“Many of those attracted by Dark magic do not know how to handle it, or are tempted to abuse it. But by the nature of these Arts, that comes down to self-destruction. It is important that you remember the greatest law of the Dark Arts: whatever you do will bounce back at you.”
“If you spit at the sky it will fall into your eye,” the boy said with a snigger.
“That is right,” his mother smiled. “So the trick is to make sure that what bounces back at you is exactly the thing you want.”
“But Mother,” the boy looked serious again, “this all sounds rather dangerous, does it not? And if Darkness matches Light and both can achieve the same things, then why would anyone choose the Dark way?”

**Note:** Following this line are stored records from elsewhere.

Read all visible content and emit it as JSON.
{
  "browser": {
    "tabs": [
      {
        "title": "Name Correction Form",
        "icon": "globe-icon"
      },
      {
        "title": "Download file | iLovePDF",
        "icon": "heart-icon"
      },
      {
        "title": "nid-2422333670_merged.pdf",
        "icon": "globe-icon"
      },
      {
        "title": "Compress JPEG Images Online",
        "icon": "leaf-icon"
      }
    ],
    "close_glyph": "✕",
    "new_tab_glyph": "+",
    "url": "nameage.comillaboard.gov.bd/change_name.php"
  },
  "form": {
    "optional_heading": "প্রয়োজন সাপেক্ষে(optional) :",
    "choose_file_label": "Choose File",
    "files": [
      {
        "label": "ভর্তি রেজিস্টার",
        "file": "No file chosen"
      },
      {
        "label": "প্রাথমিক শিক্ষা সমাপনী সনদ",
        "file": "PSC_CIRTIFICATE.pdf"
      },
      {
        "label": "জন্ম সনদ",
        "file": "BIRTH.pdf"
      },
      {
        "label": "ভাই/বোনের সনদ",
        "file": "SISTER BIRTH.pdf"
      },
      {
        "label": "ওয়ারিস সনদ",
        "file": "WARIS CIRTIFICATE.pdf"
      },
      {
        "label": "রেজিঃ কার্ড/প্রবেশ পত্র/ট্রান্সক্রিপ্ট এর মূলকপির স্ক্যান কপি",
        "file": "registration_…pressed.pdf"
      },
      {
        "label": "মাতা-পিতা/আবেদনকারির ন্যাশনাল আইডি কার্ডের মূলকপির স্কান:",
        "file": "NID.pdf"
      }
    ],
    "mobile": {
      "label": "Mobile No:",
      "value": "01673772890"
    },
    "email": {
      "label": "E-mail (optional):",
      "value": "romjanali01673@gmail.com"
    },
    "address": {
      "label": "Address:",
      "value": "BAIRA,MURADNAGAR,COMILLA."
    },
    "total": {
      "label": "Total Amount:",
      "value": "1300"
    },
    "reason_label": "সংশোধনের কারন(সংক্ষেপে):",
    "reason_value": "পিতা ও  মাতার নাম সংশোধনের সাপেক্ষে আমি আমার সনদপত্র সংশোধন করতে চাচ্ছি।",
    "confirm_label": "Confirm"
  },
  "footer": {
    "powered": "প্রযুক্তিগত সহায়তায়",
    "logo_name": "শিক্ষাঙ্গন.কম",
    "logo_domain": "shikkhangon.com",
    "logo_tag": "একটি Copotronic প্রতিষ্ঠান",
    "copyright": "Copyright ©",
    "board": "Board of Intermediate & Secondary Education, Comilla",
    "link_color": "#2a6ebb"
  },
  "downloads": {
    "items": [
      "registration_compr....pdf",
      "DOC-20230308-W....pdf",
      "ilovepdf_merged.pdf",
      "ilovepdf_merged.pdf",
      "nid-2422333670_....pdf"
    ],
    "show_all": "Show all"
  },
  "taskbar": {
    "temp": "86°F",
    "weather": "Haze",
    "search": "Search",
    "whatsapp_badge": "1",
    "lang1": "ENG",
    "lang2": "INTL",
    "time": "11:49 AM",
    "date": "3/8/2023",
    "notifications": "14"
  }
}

“Ah, well, that is where temperament comes in,” Septimia said. “Studying the Dark Arts can teach you a lot about yourself and about the nature of magic. It is challenging. Do not get me wrong: I am not saying that White magic is easier than Dark. To be a really powerful White mage requires quite as much effort, talent and knowledge as you would need in order to become a really competent Dark sorcerer. And those few wizards and witches whose aim is to develop their magical understanding completely will train themselves for both, though I have no doubt they will always have a preference for one of either.
“The Dark Arts are a vocation. That is to say, some are drawn towards them and others are not. Dark magic is like walking a tightrope. It is very exciting, but it requires great skill. Those who deal with it stand much to gain, but if they do not pay attention, serious damage can be the result. Much of the Dark Arts’ appeal stems from the fact that you are constantly confronting yourself, paying the toll and reaping the rewards for your own actions.
“Now, do you still wish to study Dark magic?”
“Very well. In that case I have something to give to you.”
Septimia delved into a deep pocket in her cotton dress, retrieving a small, red velvet pouch from it. She opened it and took out a chain from which dangled a very ornately decorated cross of blackened silver, about two and a half inches large.
“I want you to have this,” she said, hanging the chain around her son’s neck. “It belonged to your great-grandmother Faustina, and it is very old and precious. You have to promise me to take good care of it.”
“I will,” the boy said solemnly, caressing the silver with his fingers.
“And you are not to show it to your father. You know he thinks religion is nonsense; he would not want you to wear this.”
The boy was turning the cross around in his hands, carefully studying the metalwork. His mother stroked his hair and smiled.
“Now then, do you understand why I have given you this crucifix, Severus?” she asked. Her son looked up.
“It will be a reminder of the boundaries you are not to cross.” She looked at him very seriously. “I believe that you have all the capacities it takes to achieve greatness in the Dark Arts if you set yourself to them. You are careful and precise and you have an analytical mind. But you will need protection – you are a veritable little Scorpio, I fear, and your temper flares up much more often than is good for you. I give you this to cling to. If you honour the basic rules this cross stands for, you will not come to harm. That is my firm belief. There are other systems and creeds, of course, each with their own value; but this is the one I have tried and found helpful.” She stroked his small white face with the back of her hand. “Always be your own master, Severus,” she said. And the boy nodded, even if he had not quite understood everything his mother had been saying.
I don’t own the character of Severus Snape; he belongs to J.K. Rowling, Bloomsbury and Scholastic Books, and Warner Brothers. I make no money from this.
A/N: This story was prompted by Sirius’ statement in GoF that Severus knew more curses when he arrived at Hogwarts than most seventh years – and by my own curiosity as to the nature of the Dark Arts.
Special thanks to my invaluable betas, Charybdis and Elfie.